ACTIVITY - Using the listing below, keep only the lines with the word "speed" and copy them.
----- GIVEN RECORDS
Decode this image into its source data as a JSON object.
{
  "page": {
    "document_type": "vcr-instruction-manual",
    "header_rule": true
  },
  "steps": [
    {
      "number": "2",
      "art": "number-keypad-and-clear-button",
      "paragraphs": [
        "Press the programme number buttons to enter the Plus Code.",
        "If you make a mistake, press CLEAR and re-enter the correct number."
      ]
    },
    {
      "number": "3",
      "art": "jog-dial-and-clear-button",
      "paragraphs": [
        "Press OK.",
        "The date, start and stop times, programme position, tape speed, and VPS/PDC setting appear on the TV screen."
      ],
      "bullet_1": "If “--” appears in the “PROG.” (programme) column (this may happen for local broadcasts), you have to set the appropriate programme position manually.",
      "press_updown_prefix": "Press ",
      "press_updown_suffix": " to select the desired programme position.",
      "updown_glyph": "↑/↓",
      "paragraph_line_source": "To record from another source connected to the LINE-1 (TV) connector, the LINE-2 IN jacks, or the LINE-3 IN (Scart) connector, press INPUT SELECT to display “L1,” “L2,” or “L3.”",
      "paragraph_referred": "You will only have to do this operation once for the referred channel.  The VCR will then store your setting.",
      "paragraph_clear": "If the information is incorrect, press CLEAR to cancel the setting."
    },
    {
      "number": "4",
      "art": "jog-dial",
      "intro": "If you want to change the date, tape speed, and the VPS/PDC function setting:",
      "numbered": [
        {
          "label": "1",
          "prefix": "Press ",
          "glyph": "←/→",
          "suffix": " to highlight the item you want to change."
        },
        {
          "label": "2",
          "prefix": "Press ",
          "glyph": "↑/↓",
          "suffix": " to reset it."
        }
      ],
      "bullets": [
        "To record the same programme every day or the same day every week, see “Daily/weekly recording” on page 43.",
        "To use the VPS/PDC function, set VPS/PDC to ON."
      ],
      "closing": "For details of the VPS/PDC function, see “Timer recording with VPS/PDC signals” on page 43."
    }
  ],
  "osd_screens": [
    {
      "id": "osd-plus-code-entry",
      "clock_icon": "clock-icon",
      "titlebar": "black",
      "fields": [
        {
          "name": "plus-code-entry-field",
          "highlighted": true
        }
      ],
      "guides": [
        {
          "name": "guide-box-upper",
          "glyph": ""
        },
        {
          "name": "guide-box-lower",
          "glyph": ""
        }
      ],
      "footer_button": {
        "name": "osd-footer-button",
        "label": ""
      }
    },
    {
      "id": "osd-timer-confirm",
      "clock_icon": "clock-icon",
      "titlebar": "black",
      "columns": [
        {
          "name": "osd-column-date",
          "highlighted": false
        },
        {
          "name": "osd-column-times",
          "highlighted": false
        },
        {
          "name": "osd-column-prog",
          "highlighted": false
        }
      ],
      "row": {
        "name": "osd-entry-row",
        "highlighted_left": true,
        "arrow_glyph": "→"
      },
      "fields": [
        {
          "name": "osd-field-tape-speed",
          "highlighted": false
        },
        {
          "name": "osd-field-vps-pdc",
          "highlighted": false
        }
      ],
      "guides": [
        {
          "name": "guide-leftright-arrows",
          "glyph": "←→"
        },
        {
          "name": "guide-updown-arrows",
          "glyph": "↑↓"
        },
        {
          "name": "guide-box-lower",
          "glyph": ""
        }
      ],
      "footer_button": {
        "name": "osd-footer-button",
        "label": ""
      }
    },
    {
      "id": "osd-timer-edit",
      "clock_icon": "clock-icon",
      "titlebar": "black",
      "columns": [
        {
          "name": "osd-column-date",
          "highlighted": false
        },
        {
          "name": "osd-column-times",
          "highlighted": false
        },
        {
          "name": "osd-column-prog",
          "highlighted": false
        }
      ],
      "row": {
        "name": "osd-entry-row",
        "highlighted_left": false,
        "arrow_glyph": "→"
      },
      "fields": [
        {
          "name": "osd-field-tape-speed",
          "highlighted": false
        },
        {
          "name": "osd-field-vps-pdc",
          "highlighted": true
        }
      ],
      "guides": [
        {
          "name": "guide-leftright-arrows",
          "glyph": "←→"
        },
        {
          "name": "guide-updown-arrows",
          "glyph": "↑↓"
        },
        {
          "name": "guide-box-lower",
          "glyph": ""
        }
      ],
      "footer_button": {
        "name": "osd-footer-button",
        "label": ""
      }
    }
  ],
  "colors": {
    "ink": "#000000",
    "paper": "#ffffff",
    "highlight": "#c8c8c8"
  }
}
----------
SOLVED EXERCISE -
        "The date, start and stop times, programme position, tape speed, and VPS/PDC setting appear on the TV screen."
      "intro": "If you want to change the date, tape speed, and the VPS/PDC function setting:",
          "name": "osd-field-tape-speed",
          "name": "osd-field-tape-speed",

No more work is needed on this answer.